But to return to the original point. Is there any fair and comprehensive way of measuring whether any country is exceeding reasonable expectations? To my mind, the UK Financial Times has made the best attempt at devising a model that takes into account the full range of factors – including population size, GDP per capita and the historical dimension. As in: can a country truly be said to be punching above its weight if it is excelling at much the same level at which it has won medals at previous Games? Here’s the tables and the methodology that the FT used.
On their table, New Zealand is – as of this morning of August 4th- sharing 10th place equal with Serbia and Austria at four medals above what population, relative wealth and past performance would indicate should be the norm.

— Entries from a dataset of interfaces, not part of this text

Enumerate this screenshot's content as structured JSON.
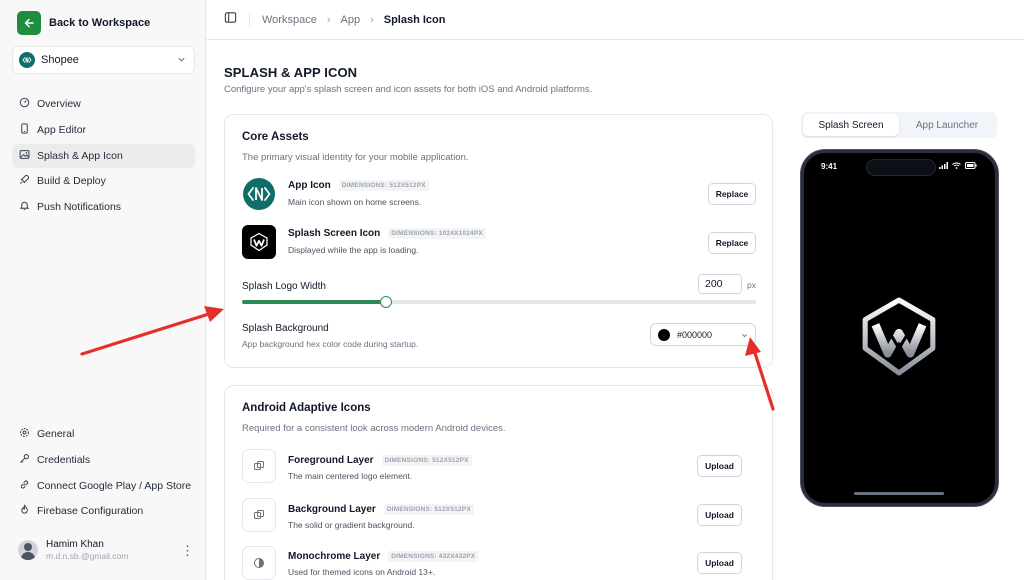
{
  "sidebar": {
    "back_label": "Back to Workspace",
    "app_name": "Shopee",
    "nav_top": [
      {
        "label": "Overview",
        "icon": "gauge-icon"
      },
      {
        "label": "App Editor",
        "icon": "phone-icon"
      },
      {
        "label": "Splash & App Icon",
        "icon": "image-icon",
        "active": true
      },
      {
        "label": "Build & Deploy",
        "icon": "rocket-icon"
      },
      {
        "label": "Push Notifications",
        "icon": "bell-icon"
      }
    ],
    "nav_bottom": [
      {
        "label": "General",
        "icon": "gear-icon"
      },
      {
        "label": "Credentials",
        "icon": "key-icon"
      },
      {
        "label": "Connect Google Play / App Store",
        "icon": "link-icon"
      },
      {
        "label": "Firebase Configuration",
        "icon": "flame-icon"
      }
    ],
    "user": {
      "name": "Hamim Khan",
      "email": "m.d.n.sb.@gmail.com"
    }
  },
  "breadcrumb": {
    "items": [
      "Workspace",
      "App"
    ],
    "current": "Splash Icon"
  },
  "page": {
    "title": "SPLASH & APP ICON",
    "subtitle": "Configure your app's splash screen and icon assets for both iOS and Android platforms."
  },
  "core": {
    "title": "Core Assets",
    "desc": "The primary visual identity for your mobile application.",
    "app_icon": {
      "name": "App Icon",
      "dim": "DIMENSIONS: 512X512PX",
      "desc": "Main icon shown on home screens.",
      "button": "Replace"
    },
    "splash_icon": {
      "name": "Splash Screen Icon",
      "dim": "DIMENSIONS: 1024X1024PX",
      "desc": "Displayed while the app is loading.",
      "button": "Replace"
    },
    "logo_width": {
      "label": "Splash Logo Width",
      "value": "200",
      "unit": "px",
      "fill_fraction": 0.28
    },
    "background": {
      "label": "Splash Background",
      "desc": "App background hex color code during startup.",
      "value": "#000000",
      "color": "#000000"
    }
  },
  "android": {
    "title": "Android Adaptive Icons",
    "desc": "Required for a consistent look across modern Android devices.",
    "layers": [
      {
        "name": "Foreground Layer",
        "dim": "DIMENSIONS: 512X512PX",
        "desc": "The main centered logo element.",
        "button": "Upload",
        "icon": "layers-icon"
      },
      {
        "name": "Background Layer",
        "dim": "DIMENSIONS: 512X512PX",
        "desc": "The solid or gradient background.",
        "button": "Upload",
        "icon": "layers-icon"
      },
      {
        "name": "Monochrome Layer",
        "dim": "DIMENSIONS: 432X432PX",
        "desc": "Used for themed icons on Android 13+.",
        "button": "Upload",
        "icon": "contrast-icon"
      }
    ]
  },
  "preview": {
    "tabs": [
      "Splash Screen",
      "App Launcher"
    ],
    "active_tab": 0,
    "time": "9:41",
    "background_color": "#000000"
  },
  "colors": {
    "accent": "#1e8e3e",
    "annotation": "#e5302a"
  }
}
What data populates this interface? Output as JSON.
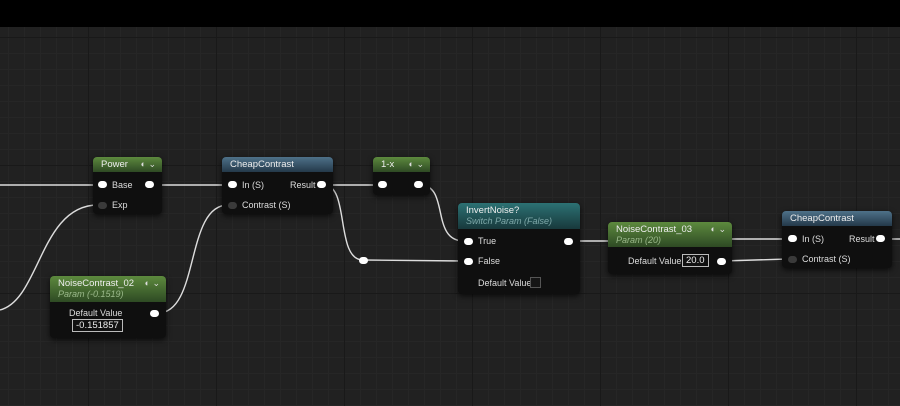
{
  "nodes": {
    "power": {
      "title": "Power",
      "inputs": [
        "Base",
        "Exp"
      ]
    },
    "cheap1": {
      "title": "CheapContrast",
      "inputs": [
        "In (S)",
        "Contrast (S)"
      ],
      "output": "Result"
    },
    "nc02": {
      "title": "NoiseContrast_02",
      "subtitle": "Param (-0.1519)",
      "label": "Default Value",
      "value": "-0.151857"
    },
    "onex": {
      "title": "1-x"
    },
    "invert": {
      "title": "InvertNoise?",
      "subtitle": "Switch Param (False)",
      "inputs": [
        "True",
        "False"
      ],
      "label": "Default Value"
    },
    "nc03": {
      "title": "NoiseContrast_03",
      "subtitle": "Param (20)",
      "label": "Default Value",
      "value": "20.0"
    },
    "cheap2": {
      "title": "CheapContrast",
      "inputs": [
        "In (S)",
        "Contrast (S)"
      ],
      "output": "Result"
    }
  },
  "icons": {
    "preview": "preview-toggle-icon",
    "collapse": "chevron-down-icon"
  }
}
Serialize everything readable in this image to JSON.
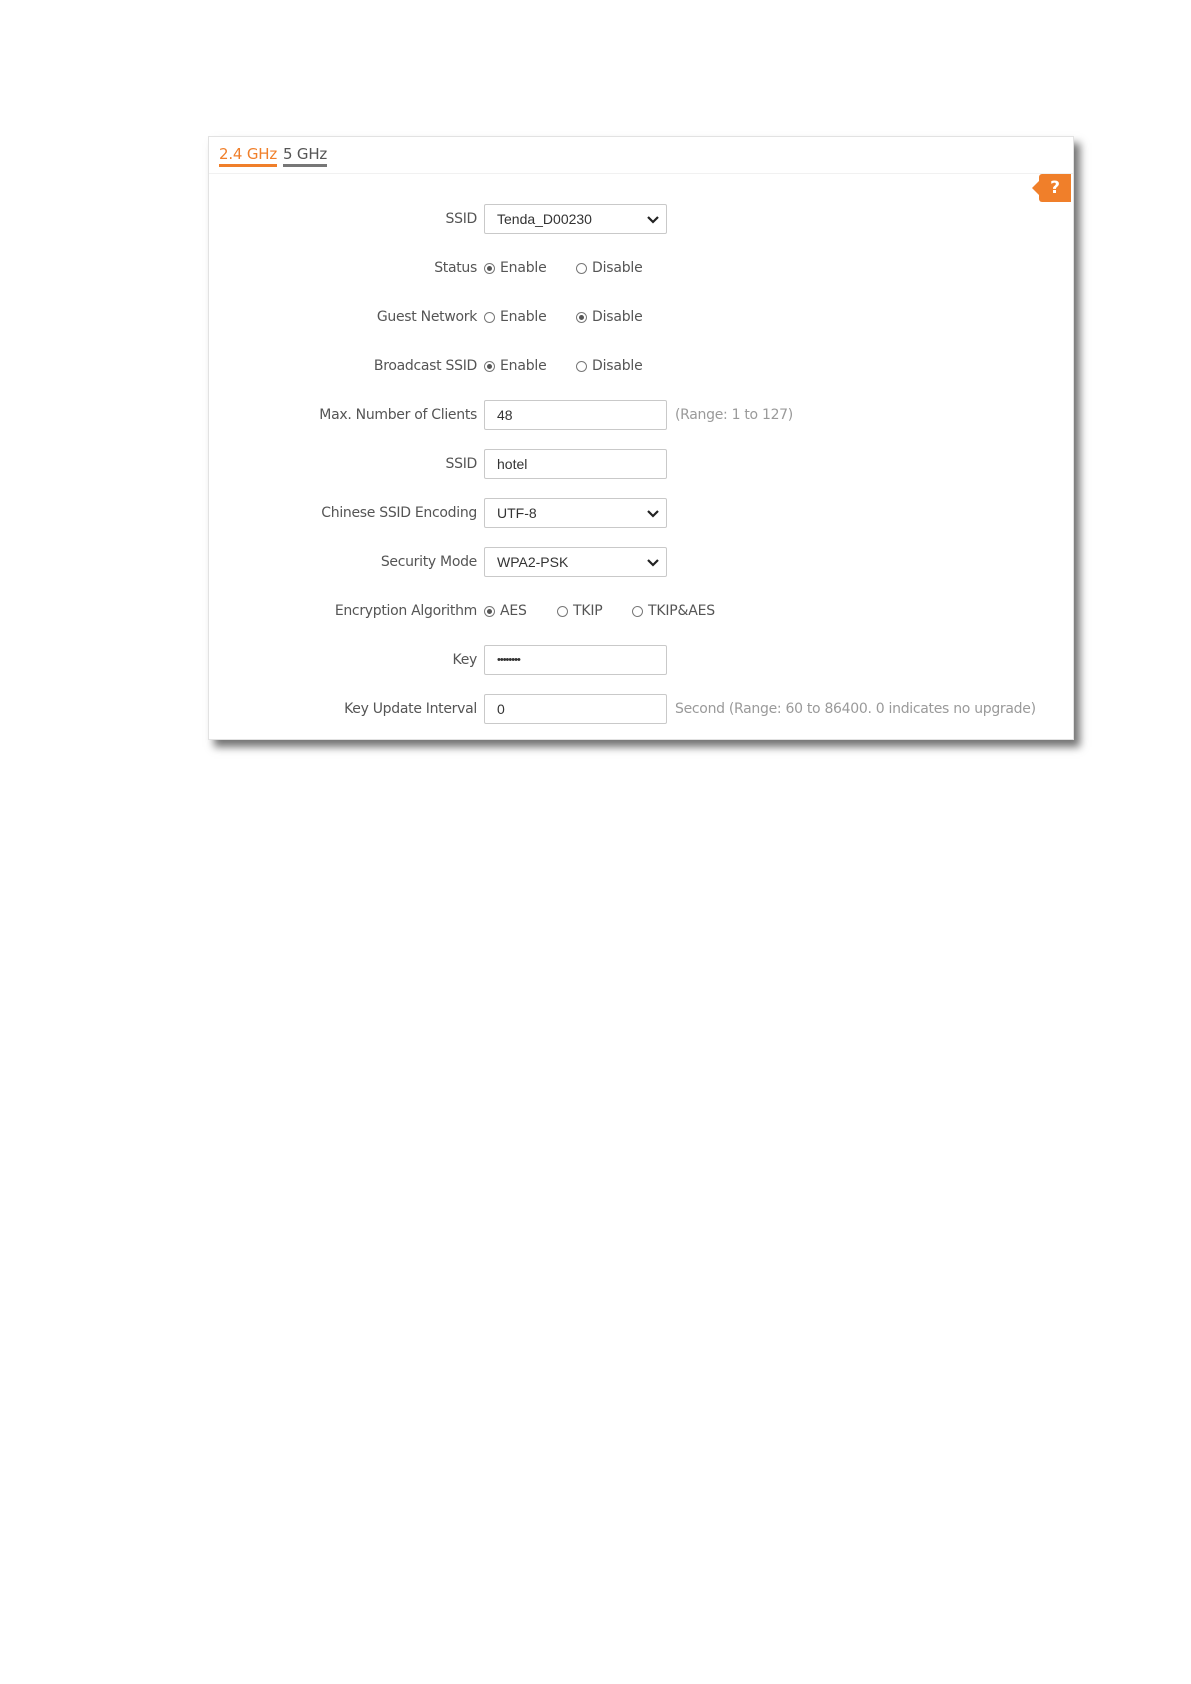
{
  "tabs": [
    {
      "label": "2.4 GHz",
      "active": true
    },
    {
      "label": "5 GHz",
      "active": false
    }
  ],
  "help": {
    "label": "?"
  },
  "form": {
    "ssid_select": {
      "label": "SSID",
      "value": "Tenda_D00230"
    },
    "status": {
      "label": "Status",
      "options": [
        "Enable",
        "Disable"
      ],
      "selected": "Enable"
    },
    "guest_network": {
      "label": "Guest Network",
      "options": [
        "Enable",
        "Disable"
      ],
      "selected": "Disable"
    },
    "broadcast_ssid": {
      "label": "Broadcast SSID",
      "options": [
        "Enable",
        "Disable"
      ],
      "selected": "Enable"
    },
    "max_clients": {
      "label": "Max. Number of Clients",
      "value": "48",
      "hint": "(Range: 1 to 127)"
    },
    "ssid_input": {
      "label": "SSID",
      "value": "hotel"
    },
    "chinese_encoding": {
      "label": "Chinese SSID Encoding",
      "value": "UTF-8"
    },
    "security_mode": {
      "label": "Security Mode",
      "value": "WPA2-PSK"
    },
    "encryption": {
      "label": "Encryption Algorithm",
      "options": [
        "AES",
        "TKIP",
        "TKIP&AES"
      ],
      "selected": "AES"
    },
    "key": {
      "label": "Key",
      "value": "••••••••"
    },
    "key_update": {
      "label": "Key Update Interval",
      "value": "0",
      "hint": "Second (Range: 60 to 86400. 0 indicates no upgrade)"
    }
  },
  "colors": {
    "accent": "#f07f2a",
    "text": "#555555",
    "hint": "#9a9a9a"
  }
}
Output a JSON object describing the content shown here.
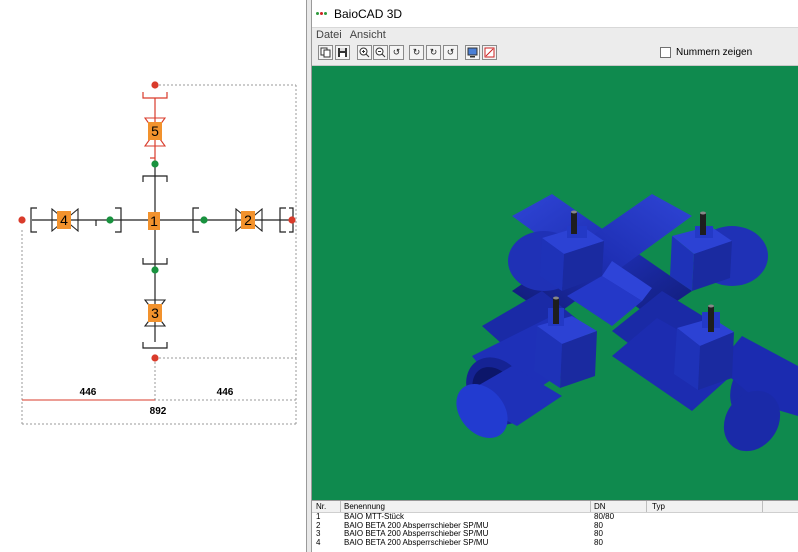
{
  "app": {
    "title": "BaioCAD 3D",
    "logo_colors": [
      "#2e9a3c",
      "#cc2222",
      "#2e9a3c"
    ]
  },
  "menu": {
    "items": [
      "Datei",
      "Ansicht"
    ]
  },
  "toolbar": {
    "buttons": [
      "copy-icon",
      "save-icon",
      "zoom-in-icon",
      "zoom-out-icon",
      "rotate-left-icon",
      "rotate-down-icon",
      "rotate-right-icon",
      "rotate-up-icon",
      "screen-icon",
      "print-icon"
    ],
    "numbers_checkbox": {
      "label": "Nummern zeigen",
      "checked": false
    }
  },
  "diagram": {
    "components": [
      {
        "number": "1",
        "type": "tee"
      },
      {
        "number": "2",
        "type": "valve"
      },
      {
        "number": "3",
        "type": "valve"
      },
      {
        "number": "4",
        "type": "valve"
      },
      {
        "number": "5",
        "type": "valve"
      }
    ],
    "dimensions": {
      "left": "446",
      "right": "446",
      "total": "892"
    },
    "colors": {
      "pipe": "#222222",
      "highlight": "#d93b2b",
      "node_open": "#d93b2b",
      "node_connected": "#18923e",
      "label_fill": "#f2922d"
    }
  },
  "viewport": {
    "background": "#0f8a4e",
    "model_color": "#2233b0"
  },
  "parts_table": {
    "columns": [
      "Nr.",
      "Benennung",
      "DN",
      "Typ"
    ],
    "rows": [
      {
        "nr": "1",
        "name": "BAIO MTT-Stück",
        "dn": "80/80",
        "typ": ""
      },
      {
        "nr": "2",
        "name": "BAIO BETA 200 Absperrschieber SP/MU",
        "dn": "80",
        "typ": ""
      },
      {
        "nr": "3",
        "name": "BAIO BETA 200 Absperrschieber SP/MU",
        "dn": "80",
        "typ": ""
      },
      {
        "nr": "4",
        "name": "BAIO BETA 200 Absperrschieber SP/MU",
        "dn": "80",
        "typ": ""
      }
    ]
  }
}
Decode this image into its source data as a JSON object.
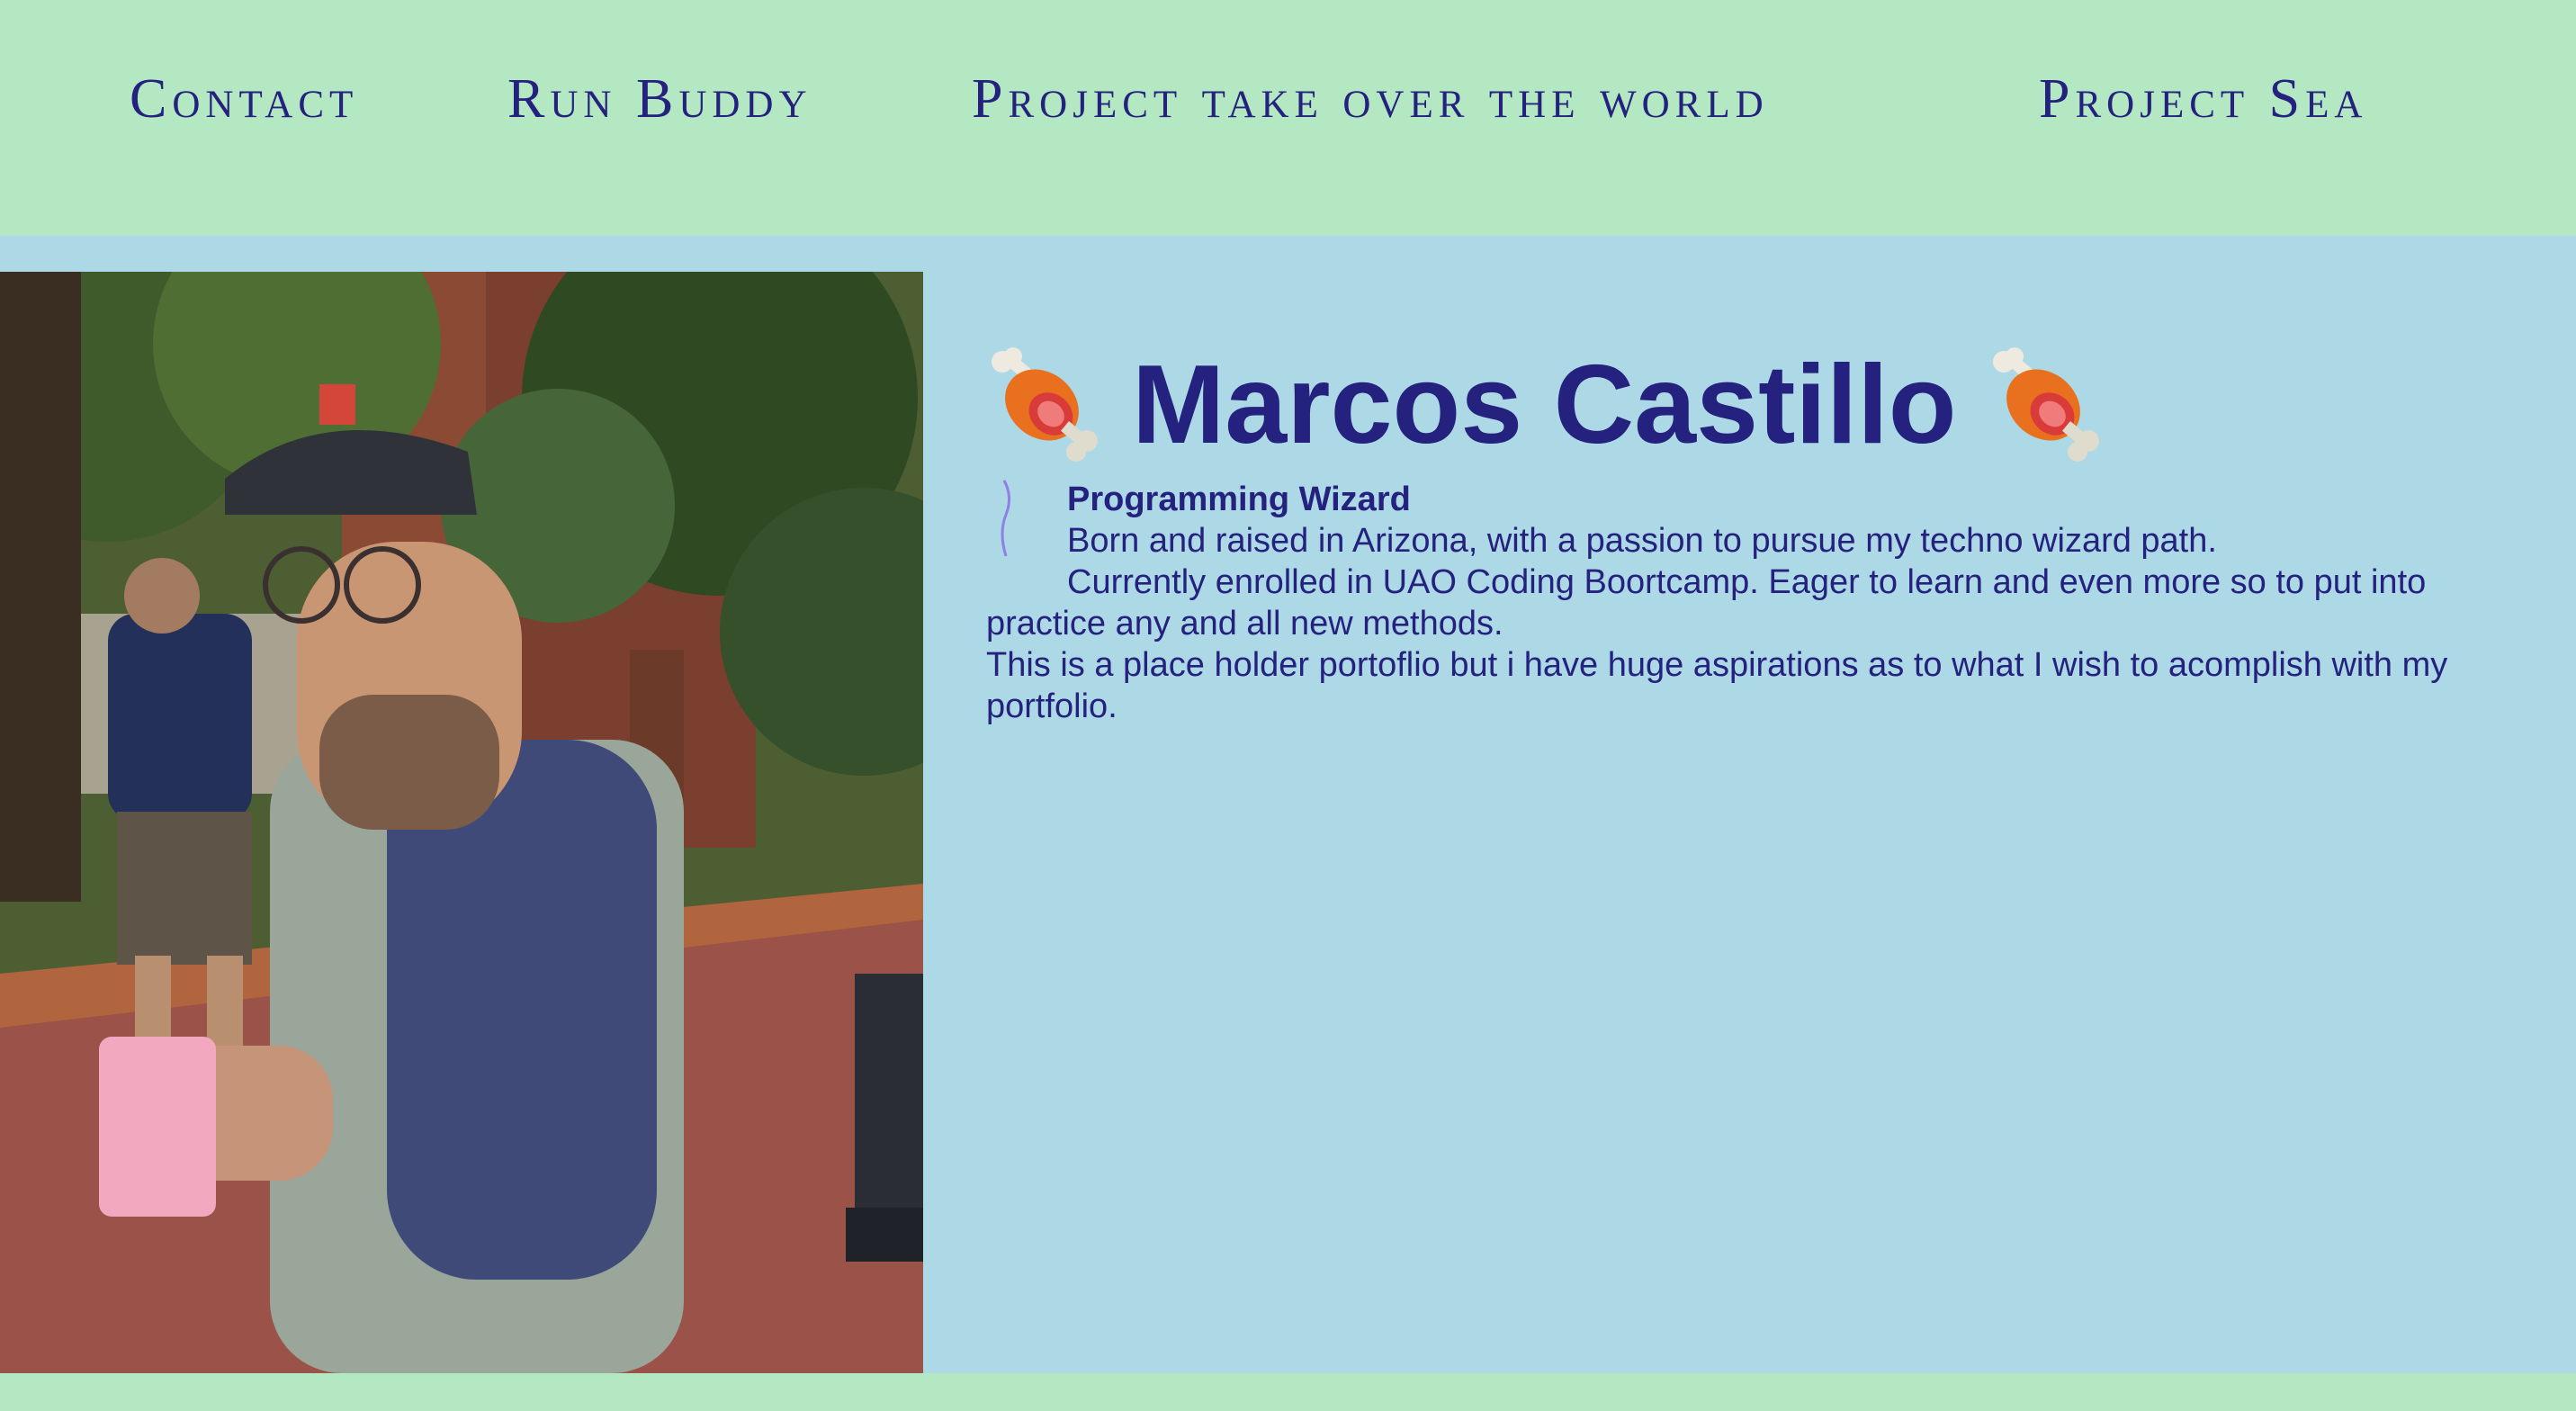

Pretty good, but below other small nations like Cuba, Switzerland and the Netherlands. And also below Australia, which is in third place.
Luckily, poor old Baron De Coubertin never lived to see his Games ideal have to contend with rampant commercialism, soft power nationalism, and the participation of women in perspiration-inducing athletic events, a trend he personally opposed. Still much to be done on that front though. The sexualisation of women’s costumes is not limited to the beach vollleyball court. It is also apparent in the contrast between the costumes for men and women in some of the field events as well. (Unlike the women, men can wear the likes of knee shorts and singlets when long jumping etc.) It is much the same in gymnastics. Given the recent history of the systematic abuse of young female gymnasts, more costume options should be available. The IOC has time for such concerns – raised in vain by the German team over the mandatory volleyball bikinis – now that the IOC seems to have gotten away with the Covid risks it forced upon the city of Tokyo.
Punching holes in walls
Talking about Australia, their men’s rugby, rowing and football teams reportedly trashed some rooms at the Olympic village, including knocking at least one hole in a wall, while also stealing the team mascots. This led Ian Chesterman, boss of the Australian team to make this memorable statement:
“They feel disappointed they have contributed to this conversation about behavioural matters in a team that has been exceptional on and off the field,” he said.
And furthermore, Chesterman added :
“It is a book as old as time: a good young person makes a mistake, chapter two is a good, young person is full of remorse. Chapter three is a good young person learns from the mistake and becomes a better person.”
Full of remorse, got it. Yet alas, according to Reuters, the Aussie Sevens team continued to contribute to the conversation about behavioural matters by being really obnoxious on the flight home:
Rugby Australia said later on Tuesday it had launched its own investigation after being informed by Australian team officials of “unacceptable” behaviour by rugby and football players on the flight home from the Olympics. “Rugby Australia has been made aware of incidents involving the Australian men’s Sevens programme…”
Like, whoa. In his own contribution to the conversation about behavioural matters, hip hop artist Black Rob explained how easily this sort of thing can happen to young people when they’re out on the town and away from the influence of their elders and betters…